Fast-forward four months, and, well, the team has actually fared better under their new skipper. However, the Fish dropped out of the playoff picture long ago and Dan Jennings holds a professional record of 47-61. The Fish have heated up in September, winning ten of fourteen games, but this will not save Jennings' managerial career. He looks set to return to the suit job from whence he came as the organization seeks a more experienced and permanent replacement .
The experiment, as one could call it, didn't exactly fail, but it won't go down in history. Jennings silenced the critics by proving that general managers can coach major league teams to wins, just not that many. In spite of that fact, Jennings has enjoyed occupying the role, and the knowledge he has gained may serve the team well this off season.

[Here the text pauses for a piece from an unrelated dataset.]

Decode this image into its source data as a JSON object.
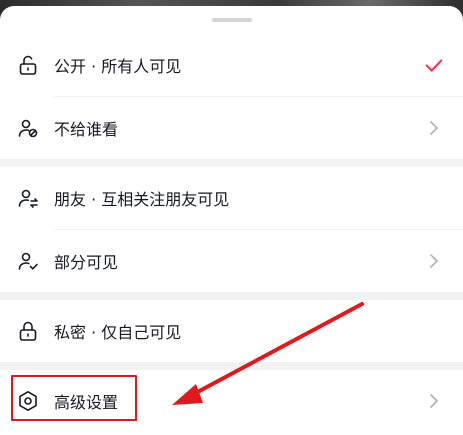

If he does indeed reprise his role as the General Manager of the Miami Marlins, he will know exactly how the clubhouse ticks, and can try to add players who can positively add to that atmosphere accordingly. He has had a closer look at the team's needs on a day-to-day basis, and that is experience that you can't buy.
He faces a tough task ahead of him, though.With no farm system (which needs to be somehow replenished soon) to perform trades and an owner who might still be reluctant to spend money despite doing his best to change opinions on the matter, how on Earth is he supposed to rebuild this team again? It is a tall order, and some don't believe he's up to the challenge.
Although his lack of success in the dugout may have made their relationship a little uneasy, Jeffrey Loria holds Jennings in high regard. He impressed by developing and promoting the likes of Christian Yelich, Marcell Ozuna and J.T. Realmuto, so he is successful at recognizing potential. He just has to do that again any way possible, and time is of the essence.
The front office is already undergoing "sweeping changes" before the season has finished. Jennings may well survive this overhaul, but if he doesn't turn this franchise around then his seat will only get warmer. So far, Dan Jennings' off season moves have only crippled the foundations of the Marlins, and this needs to change, or Jeffrey Loria won't hesitate to wipe that smile from his face.